Genre Explained

Working definition: a way of categorising a particular media text according to its content and style.

Genre does not rely simply on what's in a media text but also on the way it is put together (constructed). This can be important, for example, when distinguishing between a horror movie and a thriller, which can deal with similar subject matter, and look the same — lots of action set at night — but belong to separate genres (a horror film takes the audience into a supernatural place, where a thriller sticks to reality).

A media text is said to belong to a genre, as it adopts the codes and conventions of other texts in that genre, and lives up to the same expectations. Texts from different mediums may belong to the same genre (e.g. a tv programme like Dr Who and a comicbook like The Incredible Hulk can both be categorised as Science Fiction.)

How do you tell which genre something belongs to?


cowboy hat
Are the characters wearing this kind of hat? Then it's probably a Western.
E.g. Westerns always have cowboys, whether they are set in the present day or the 1840s. Audiences have a set of expectations as to what a genre text will contain in terms of transportation, costume, character, setting, mise en scene, soundtrack, stars etc, and they look forward to seeing genre-specific examples of content when they experience the text.


E.g. women's magazines always present an attractive model on the front cover. Media texts follow sets of conventions in the way that they are constructed. You see a contents page in a magazine before any feature articles. In movies, a romantic comedy always ends with a wedding. Often content and style are closely interlinked.
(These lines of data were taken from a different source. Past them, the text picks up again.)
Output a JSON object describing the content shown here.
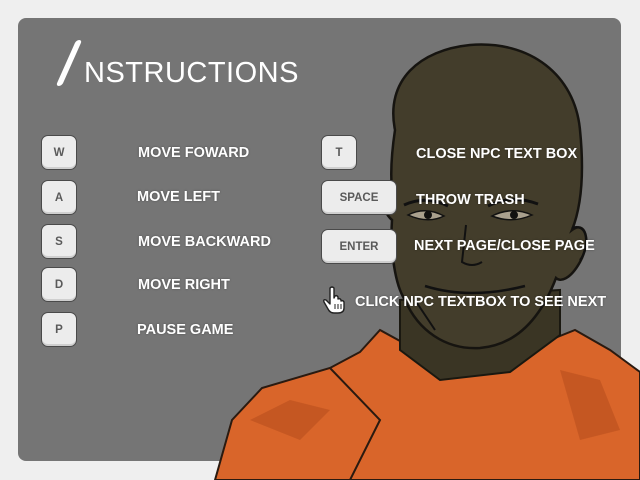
{
  "title": {
    "letter": "I",
    "rest": "NSTRUCTIONS"
  },
  "controls_left": [
    {
      "key": "W",
      "label": "MOVE FOWARD"
    },
    {
      "key": "A",
      "label": "MOVE LEFT"
    },
    {
      "key": "S",
      "label": "MOVE BACKWARD"
    },
    {
      "key": "D",
      "label": "MOVE RIGHT"
    },
    {
      "key": "P",
      "label": "PAUSE GAME"
    }
  ],
  "controls_right": [
    {
      "key": "T",
      "label": "CLOSE NPC TEXT BOX"
    },
    {
      "key": "SPACE",
      "label": "THROW TRASH"
    },
    {
      "key": "ENTER",
      "label": "NEXT PAGE/CLOSE PAGE"
    }
  ],
  "mouse_hint": {
    "icon": "hand-pointer-icon",
    "label": "CLICK NPC TEXTBOX TO SEE NEXT"
  },
  "colors": {
    "panel": "#757575",
    "page": "#efefef",
    "jumpsuit": "#d9652a",
    "key_face": "#ececec"
  }
}
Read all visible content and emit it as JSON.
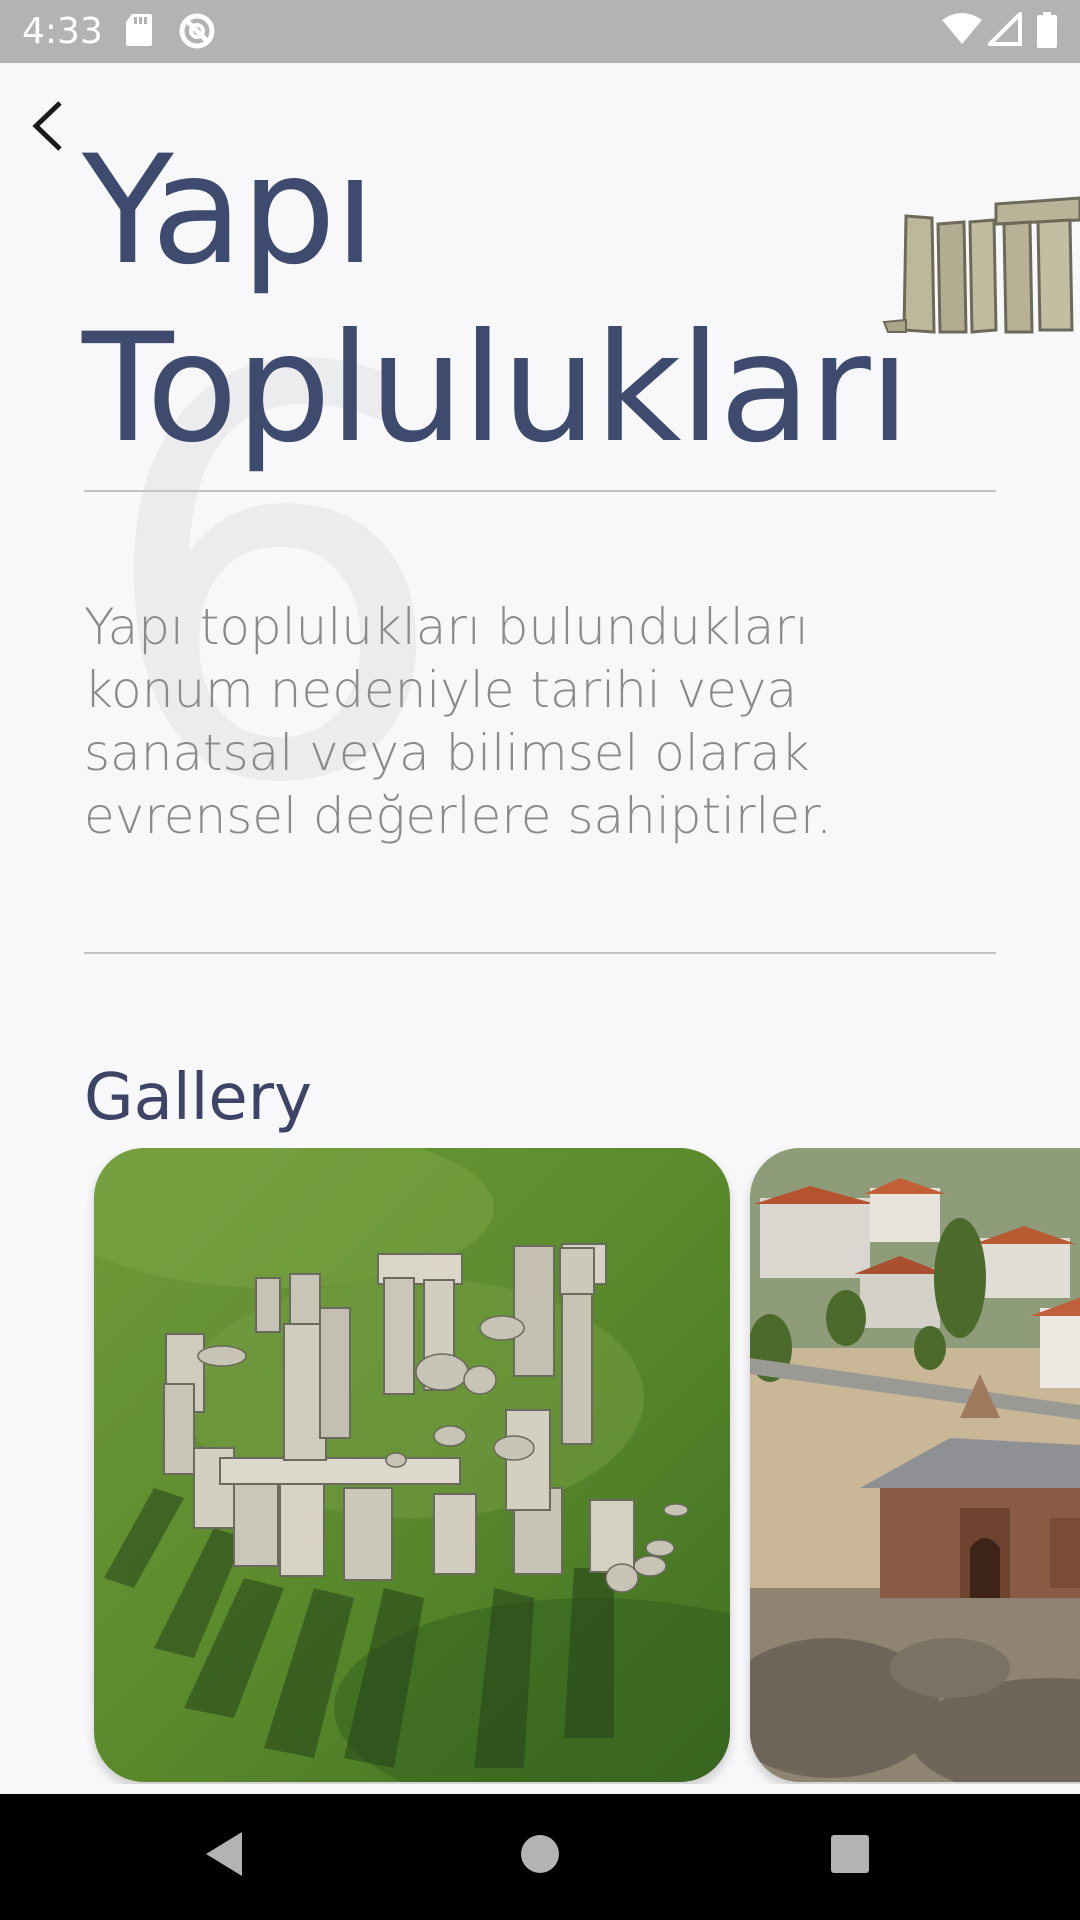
{
  "status_bar": {
    "time": "4:33",
    "icons": [
      "sd-card-icon",
      "sync-icon",
      "wifi-icon",
      "signal-icon",
      "battery-icon"
    ]
  },
  "header": {
    "back_icon": "chevron-left-icon",
    "title_line1": "Yapı",
    "title_line2": "Toplulukları",
    "illustration": "stonehenge-icon",
    "background_number": "6"
  },
  "description": "Yapı toplulukları bulundukları konum nedeniyle tarihi veya sanatsal veya bilimsel olarak evrensel değerlere sahiptirler.",
  "gallery": {
    "heading": "Gallery",
    "items": [
      {
        "image": "stonehenge-aerial-photo"
      },
      {
        "image": "historic-town-mosque-photo"
      }
    ]
  },
  "nav_bar": {
    "buttons": [
      "back-triangle-icon",
      "home-circle-icon",
      "recents-square-icon"
    ]
  },
  "colors": {
    "title": "#3e4a6e",
    "description": "#8a8a8e",
    "background": "#f8f8fa",
    "status_bar": "#b3b3b3"
  }
}
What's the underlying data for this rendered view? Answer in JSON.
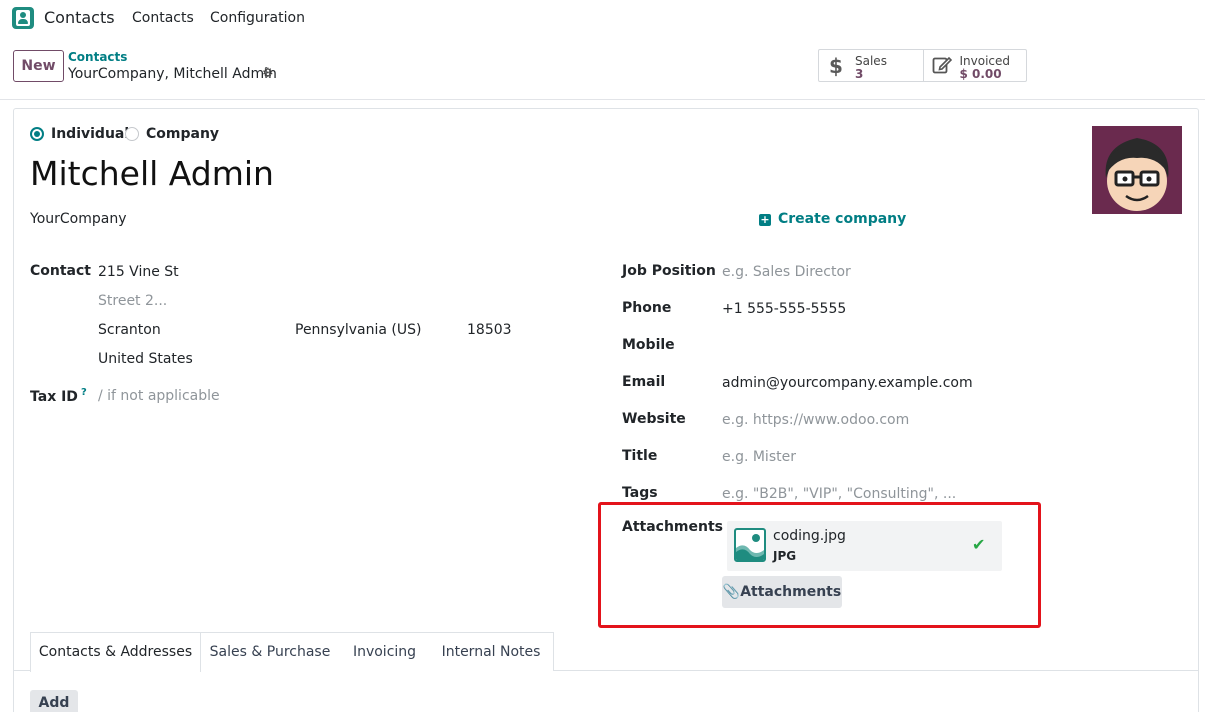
{
  "navbar": {
    "app_name": "Contacts",
    "menu": [
      "Contacts",
      "Configuration"
    ],
    "app_icon": "contacts-app-icon"
  },
  "control_panel": {
    "new_label": "New",
    "breadcrumb_parent": "Contacts",
    "breadcrumb_current": "YourCompany, Mitchell Admin",
    "settings_icon": "gear-icon",
    "smart_buttons": [
      {
        "icon": "dollar-icon",
        "label": "Sales",
        "value": "3"
      },
      {
        "icon": "invoice-edit-icon",
        "label": "Invoiced",
        "value": "$ 0.00"
      }
    ]
  },
  "form": {
    "type_options": [
      {
        "label": "Individual",
        "selected": true
      },
      {
        "label": "Company",
        "selected": false
      }
    ],
    "name": "Mitchell Admin",
    "company": "YourCompany",
    "create_company_label": "Create company",
    "left": {
      "contact_label": "Contact",
      "street": "215 Vine St",
      "street2_placeholder": "Street 2...",
      "city": "Scranton",
      "state": "Pennsylvania (US)",
      "zip": "18503",
      "country": "United States",
      "tax_label": "Tax ID",
      "tax_help": "?",
      "tax_placeholder": "/ if not applicable"
    },
    "right": {
      "job_position_label": "Job Position",
      "job_position_placeholder": "e.g. Sales Director",
      "phone_label": "Phone",
      "phone_value": "+1 555-555-5555",
      "mobile_label": "Mobile",
      "email_label": "Email",
      "email_value": "admin@yourcompany.example.com",
      "website_label": "Website",
      "website_placeholder": "e.g. https://www.odoo.com",
      "title_label": "Title",
      "title_placeholder": "e.g. Mister",
      "tags_label": "Tags",
      "tags_placeholder": "e.g. \"B2B\", \"VIP\", \"Consulting\", ..."
    },
    "attachments": {
      "label": "Attachments",
      "file_name": "coding.jpg",
      "file_ext": "JPG",
      "button_label": "Attachments",
      "highlight_color": "#e3131b"
    }
  },
  "notebook": {
    "tabs": [
      "Contacts & Addresses",
      "Sales & Purchase",
      "Invoicing",
      "Internal Notes"
    ],
    "active_tab": "Contacts & Addresses",
    "add_label": "Add"
  },
  "colors": {
    "brand": "#714b67",
    "accent": "#017e84"
  }
}
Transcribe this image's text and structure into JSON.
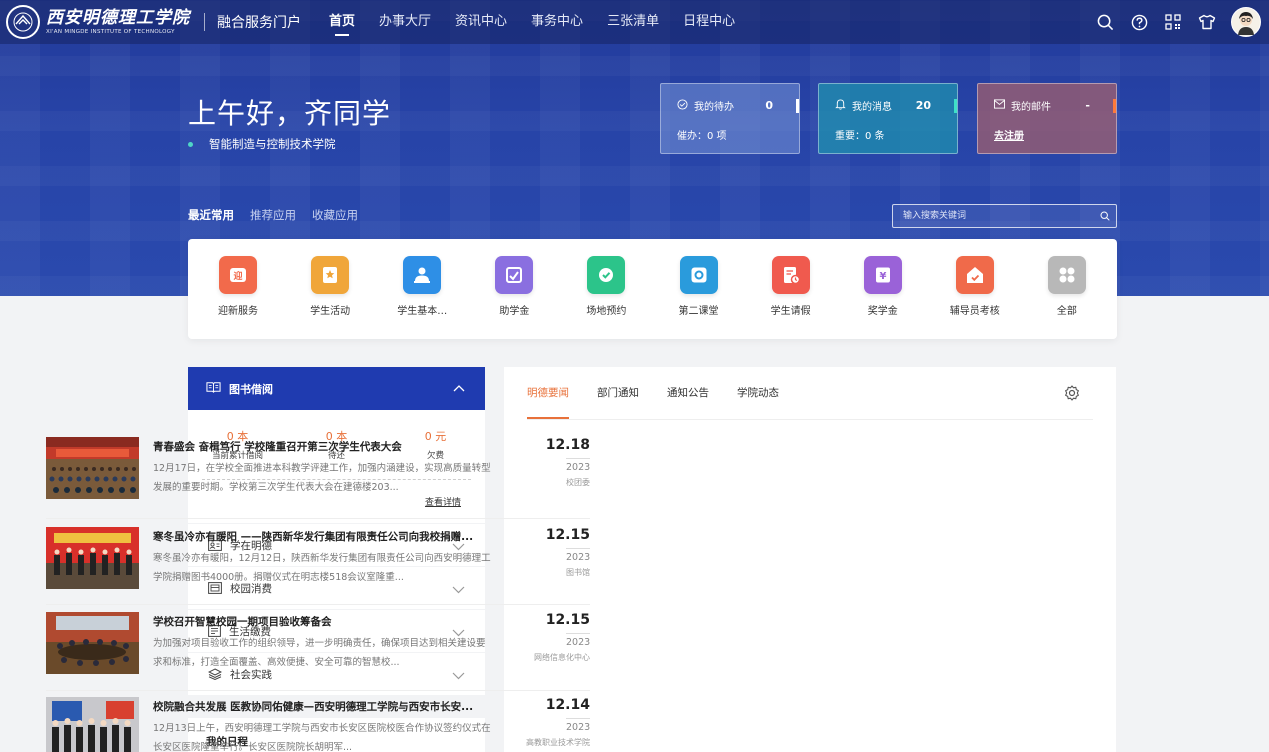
{
  "nav": {
    "logo_cn": "西安明德理工学院",
    "logo_en": "XI'AN MINGDE INSTITUTE OF TECHNOLOGY",
    "portal_name": "融合服务门户",
    "menu": [
      "首页",
      "办事大厅",
      "资讯中心",
      "事务中心",
      "三张清单",
      "日程中心"
    ],
    "active_index": 0,
    "icons": [
      "search-icon",
      "help-icon",
      "qrcode-icon",
      "skin-icon"
    ]
  },
  "greeting": {
    "text": "上午好，齐同学",
    "college": "智能制造与控制技术学院"
  },
  "stats": {
    "todo": {
      "label": "我的待办",
      "value": "0",
      "sub": "催办：0 项"
    },
    "msg": {
      "label": "我的消息",
      "value": "20",
      "sub": "重要：0 条"
    },
    "mail": {
      "label": "我的邮件",
      "value": "-",
      "sub": "去注册"
    }
  },
  "app_tabs": [
    "最近常用",
    "推荐应用",
    "收藏应用"
  ],
  "search": {
    "placeholder": "输入搜索关键词"
  },
  "apps": [
    {
      "label": "迎新服务",
      "color": "#f26a4b",
      "icon": "welcome-icon"
    },
    {
      "label": "学生活动",
      "color": "#f0a63a",
      "icon": "activity-icon"
    },
    {
      "label": "学生基本…",
      "color": "#2e8fe6",
      "icon": "student-info-icon"
    },
    {
      "label": "助学金",
      "color": "#8a6fe0",
      "icon": "grant-icon"
    },
    {
      "label": "场地预约",
      "color": "#2cc48a",
      "icon": "venue-icon"
    },
    {
      "label": "第二课堂",
      "color": "#2a9bdc",
      "icon": "second-class-icon"
    },
    {
      "label": "学生请假",
      "color": "#f05a4e",
      "icon": "leave-icon"
    },
    {
      "label": "奖学金",
      "color": "#9a62d8",
      "icon": "scholarship-icon"
    },
    {
      "label": "辅导员考核",
      "color": "#f06a4a",
      "icon": "counselor-icon"
    },
    {
      "label": "全部",
      "color": "#b8b8b8",
      "icon": "all-apps-icon"
    }
  ],
  "library": {
    "title": "图书借阅",
    "stats": [
      {
        "value": "0 本",
        "label": "当前累计借阅"
      },
      {
        "value": "0 本",
        "label": "待还"
      },
      {
        "value": "0 元",
        "label": "欠费"
      }
    ],
    "detail": "查看详情"
  },
  "accordion": [
    {
      "label": "学在明德",
      "icon": "idcard-icon"
    },
    {
      "label": "校园消费",
      "icon": "consume-icon"
    },
    {
      "label": "生活缴费",
      "icon": "bill-icon"
    },
    {
      "label": "社会实践",
      "icon": "layers-icon"
    }
  ],
  "schedule": {
    "title": "我的日程"
  },
  "news": {
    "tabs": [
      "明德要闻",
      "部门通知",
      "通知公告",
      "学院动态"
    ],
    "active_tab": 0,
    "items": [
      {
        "title": "青春盛会 奋楫笃行 学校隆重召开第三次学生代表大会",
        "summary": "12月17日，在学校全面推进本科教学评建工作，加强内涵建设，实现高质量转型发展的重要时期。学校第三次学生代表大会在建德楼203...",
        "day": "12.18",
        "year": "2023",
        "dept": "校团委"
      },
      {
        "title": "寒冬虽冷亦有暖阳 ——陕西新华发行集团有限责任公司向我校捐赠...",
        "summary": "寒冬虽冷亦有暖阳，12月12日，陕西新华发行集团有限责任公司向西安明德理工学院捐赠图书4000册。捐赠仪式在明志楼518会议室隆重...",
        "day": "12.15",
        "year": "2023",
        "dept": "图书馆"
      },
      {
        "title": "学校召开智慧校园一期项目验收筹备会",
        "summary": "为加强对项目验收工作的组织领导，进一步明确责任，确保项目达到相关建设要求和标准，打造全面覆盖、高效便捷、安全可靠的智慧校...",
        "day": "12.15",
        "year": "2023",
        "dept": "网络信息化中心"
      },
      {
        "title": "校院融合共发展 医教协同佑健康—西安明德理工学院与西安市长安...",
        "summary": "12月13日上午，西安明德理工学院与西安市长安区医院校医合作协议签约仪式在长安区医院隆重举行。长安区医院院长胡明军...",
        "day": "12.14",
        "year": "2023",
        "dept": "高教职业技术学院"
      }
    ]
  }
}
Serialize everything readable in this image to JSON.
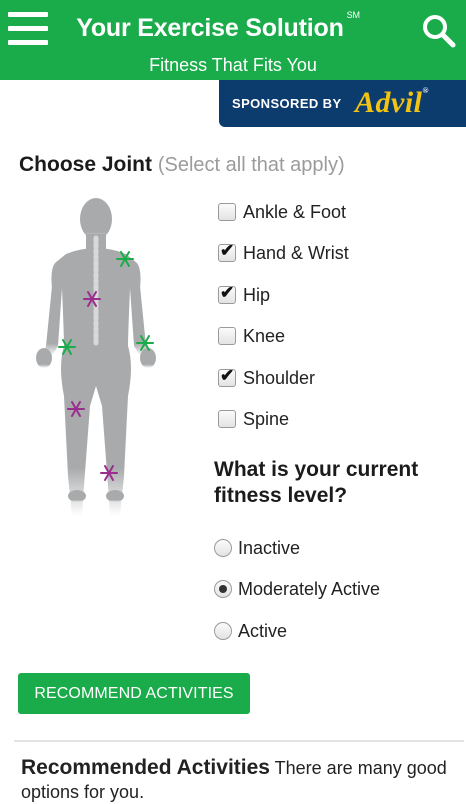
{
  "header": {
    "title": "Your Exercise Solution",
    "title_mark": "SM",
    "subtitle": "Fitness That Fits You",
    "background": "#1aac4a",
    "menu_icon": "hamburger-menu-icon",
    "search_icon": "search-icon"
  },
  "sponsor": {
    "label": "SPONSORED BY",
    "brand": "Advil",
    "brand_mark": "®",
    "background": "#0c3b6e",
    "brand_color": "#f2c311"
  },
  "joint_section": {
    "heading": "Choose Joint",
    "hint": "(Select all that apply)",
    "figure_icon": "human-body-figure",
    "marker_colors": {
      "selected": "#1aac4a",
      "unselected": "#9a2e8e"
    },
    "options": [
      {
        "label": "Ankle & Foot",
        "checked": false
      },
      {
        "label": "Hand & Wrist",
        "checked": true
      },
      {
        "label": "Hip",
        "checked": true
      },
      {
        "label": "Knee",
        "checked": false
      },
      {
        "label": "Shoulder",
        "checked": true
      },
      {
        "label": "Spine",
        "checked": false
      }
    ]
  },
  "fitness_section": {
    "heading": "What is your current fitness level?",
    "options": [
      {
        "label": "Inactive",
        "selected": false
      },
      {
        "label": "Moderately Active",
        "selected": true
      },
      {
        "label": "Active",
        "selected": false
      }
    ]
  },
  "recommend_button": {
    "label": "RECOMMEND ACTIVITIES"
  },
  "recommended": {
    "title": "Recommended Activities",
    "text": "There are many good options for you."
  }
}
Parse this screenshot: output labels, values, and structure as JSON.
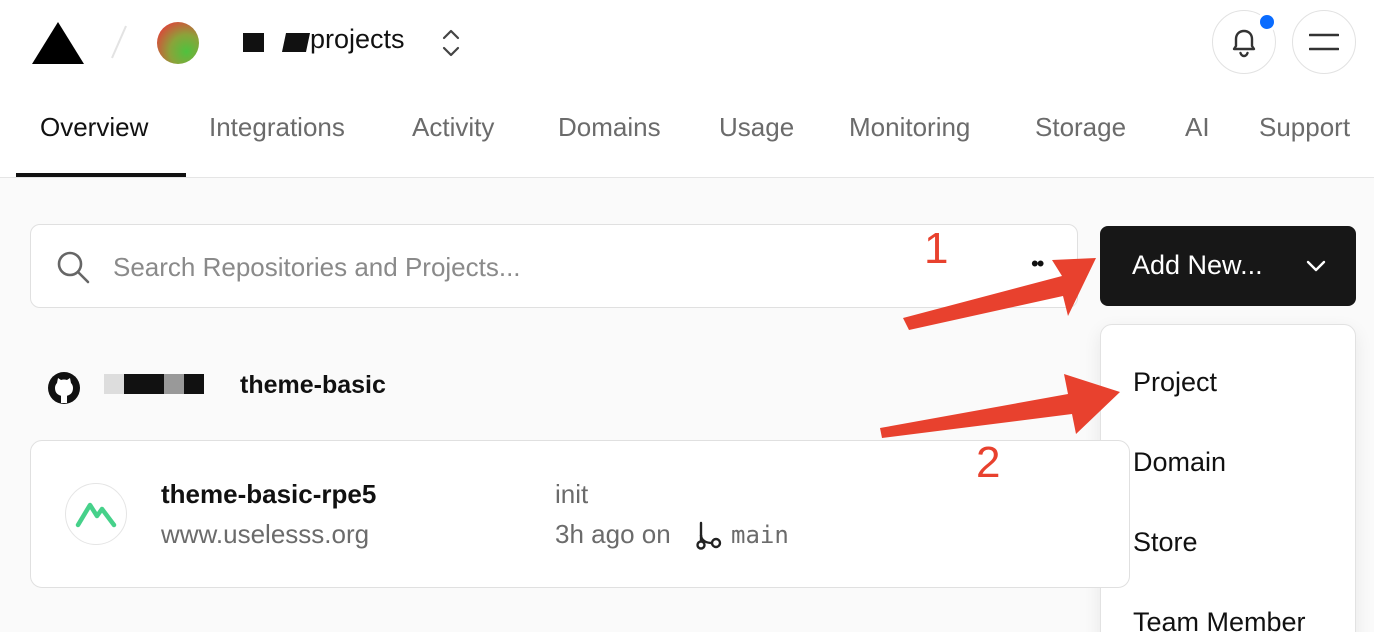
{
  "header": {
    "team_name": "projects",
    "notifications_badge_color": "#0a6cff"
  },
  "tabs": [
    {
      "label": "Overview",
      "active": true
    },
    {
      "label": "Integrations"
    },
    {
      "label": "Activity"
    },
    {
      "label": "Domains"
    },
    {
      "label": "Usage"
    },
    {
      "label": "Monitoring"
    },
    {
      "label": "Storage"
    },
    {
      "label": "AI"
    },
    {
      "label": "Support"
    }
  ],
  "search": {
    "placeholder": "Search Repositories and Projects...",
    "value": ""
  },
  "add_new": {
    "label": "Add New..."
  },
  "dropdown": {
    "items": [
      "Project",
      "Domain",
      "Store",
      "Team Member"
    ]
  },
  "repo_group": {
    "name": "theme-basic"
  },
  "project_card": {
    "name": "theme-basic-rpe5",
    "url": "www.uselesss.org",
    "commit_message": "init",
    "commit_time": "3h ago on",
    "branch": "main"
  },
  "annotations": {
    "step1": "1",
    "step2": "2",
    "color": "#e8412e"
  }
}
Does belonging to a genre mean that a text has to be exactly the same as other texts within that genre?

No — genres are described as dynamic, i.e. the boundaries are constantly changing. Individual texts can challenge conventions, and defy certain parts of the usual genre categorisation — for instance, recent movies such as Superbad, Forgetting Sarah Marshall and Knocked Up (all from the same producer, Judd Apatow) have redefined the romantic comedy genre, making the humour cruder, and telling stories from a male character's, rather than a female's perspective. Genre texts would get very boring and predictable if they all followed exactly the same conventions — no audiences would want to consume new ones, they would just keep on revisiting old favourites.

Why is genre important for ...

Producers of media texts?